Parties have argued for years about whether all HFCs should be covered under the Montreal Protocol.  There are many different types of HFCs. Many HFCs are refrigerants used to replace ozone-depleting CFCs and HCFCs. As these are being phased out, HFC production is likely to increase, especially given the growing demand for air conditioning in developing nations.

In 2010, 91 Parties to the Montreal Protocol signed a statement to “declare our intent to pursue further action under the Montreal Protocol aimed at transitioning the world to environmentally sound alternatives to HCFCs and CFCs.”[3] Parties to the UNFCCC have put forward different proposals of how HFC-23 emissions from new HCFC-22 facilities should be addressed under the UNFCCC so it does not undermine the goals of the Montreal protocol. The proposals include:

  1. Keep the ban on new facilities
  2. Allow new facilities under the CDM and mediate risks by:
  • Establishing a more stringent benchmark (as is proposed in the revised methodology for existing CDM HFC-23 facilities, see above)
  • Taxing them (which China already does at 65%)
  • Limiting the use of the CDM to new facilities that produce HCFC-23 for feedstock purposes only.

The HFC issue remains unresolved and it is unlikely that parties will decide anything new in Durban. In other words new HCFC-22 facilities are likely to remain ineligible under the CDM. A good solution would be to simply pay for the incremental costs of HFC-23 incineration in all HCFC-22 production plants in developing countries, implemented under the Montreal Protocol. The Montreal Protocol already has the necessary expertise and infrastructure, including a fully operational financial mechanism to provide sufficient financial and technical assistance to developing countries. Alternatively, HFC-23 destruction in new HCFC-22 plants could be tied into developing country Nationally Appropriate Mitigation Actions (NAMAs).

CDM Watch recommends that Parties should:

  • Continue ban of new HFC-23 projects in the CDM
  • Closely coordinate new initiatives with Montreal Protocol. New mechanisms for the destruction of HFC-23 under UNFCC must not provide perverse incentives to delay the phase out of HFCF-22 under Montreal
  • Ask the CDM Executive Board to apply methodology revisions immediately to all projects.

[1] For details, read the Methodologies Panel Note

[2] For a good summary on the issues see the Technical Paper (FCCC/TP/2011/2): http://unfccc.int/resource/docs/2011/tp/02.pdf

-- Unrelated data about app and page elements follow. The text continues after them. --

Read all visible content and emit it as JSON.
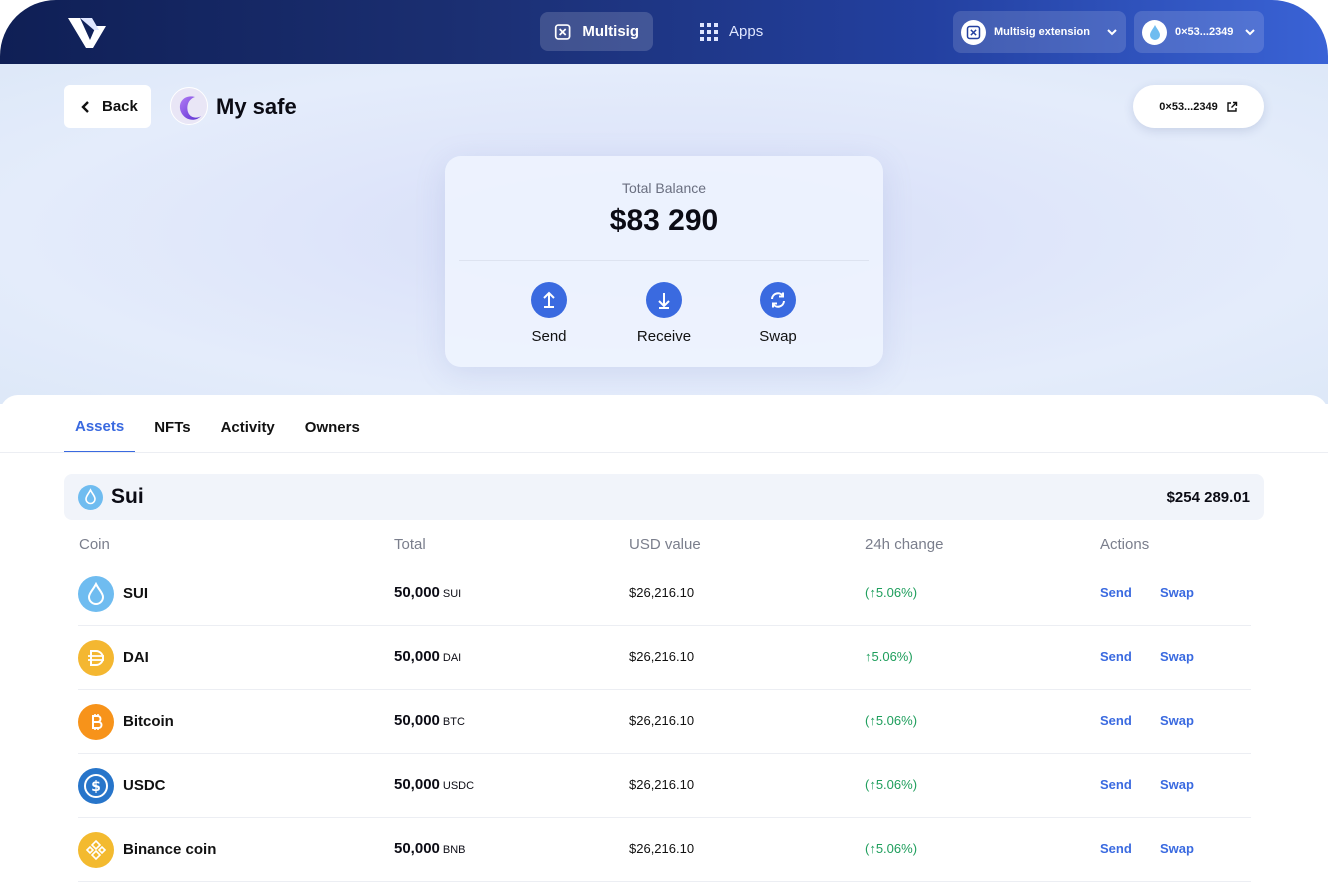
{
  "nav": {
    "tabs": [
      {
        "label": "Multisig",
        "icon": "multisig-icon"
      },
      {
        "label": "Apps",
        "icon": "grid-icon"
      }
    ],
    "extension_label": "Multisig extension",
    "account_label": "0×53...2349"
  },
  "header": {
    "back_label": "Back",
    "safe_name": "My safe",
    "address": "0×53...2349"
  },
  "balance": {
    "label": "Total Balance",
    "value": "$83 290",
    "actions": [
      {
        "label": "Send",
        "icon": "arrow-up-icon"
      },
      {
        "label": "Receive",
        "icon": "arrow-down-icon"
      },
      {
        "label": "Swap",
        "icon": "refresh-icon"
      }
    ]
  },
  "tabs": [
    "Assets",
    "NFTs",
    "Activity",
    "Owners"
  ],
  "active_tab": "Assets",
  "chain": {
    "name": "Sui",
    "total": "$254 289.01"
  },
  "columns": [
    "Coin",
    "Total",
    "USD value",
    "24h change",
    "Actions"
  ],
  "rows": [
    {
      "name": "SUI",
      "amount": "50,000",
      "unit": "SUI",
      "usd": "$26,216.10",
      "change": "(↑5.06%)",
      "send": "Send",
      "swap": "Swap",
      "color": "#6fbcf0",
      "icon": "sui-icon"
    },
    {
      "name": "DAI",
      "amount": "50,000",
      "unit": "DAI",
      "usd": "$26,216.10",
      "change": "↑5.06%)",
      "send": "Send",
      "swap": "Swap",
      "color": "#f4b731",
      "icon": "dai-icon"
    },
    {
      "name": "Bitcoin",
      "amount": "50,000",
      "unit": "BTC",
      "usd": "$26,216.10",
      "change": "(↑5.06%)",
      "send": "Send",
      "swap": "Swap",
      "color": "#f7931a",
      "icon": "bitcoin-icon"
    },
    {
      "name": "USDC",
      "amount": "50,000",
      "unit": "USDC",
      "usd": "$26,216.10",
      "change": "(↑5.06%)",
      "send": "Send",
      "swap": "Swap",
      "color": "#2775ca",
      "icon": "usdc-icon"
    },
    {
      "name": "Binance coin",
      "amount": "50,000",
      "unit": "BNB",
      "usd": "$26,216.10",
      "change": "(↑5.06%)",
      "send": "Send",
      "swap": "Swap",
      "color": "#f3ba2f",
      "icon": "bnb-icon"
    }
  ],
  "colors": {
    "accent": "#3a6ae0",
    "positive": "#1e9e5c"
  }
}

Global Warming Potential (GWP) of HCFC-22: 1,810; GWP of HFC-23: 14,800 (IPCC 4th Assessment Report)

[3] Look for Annex III in the official document: http://www.unep.ch/ozone/Meeting_Documents/mop/22mop/MOP-22-9E.pdf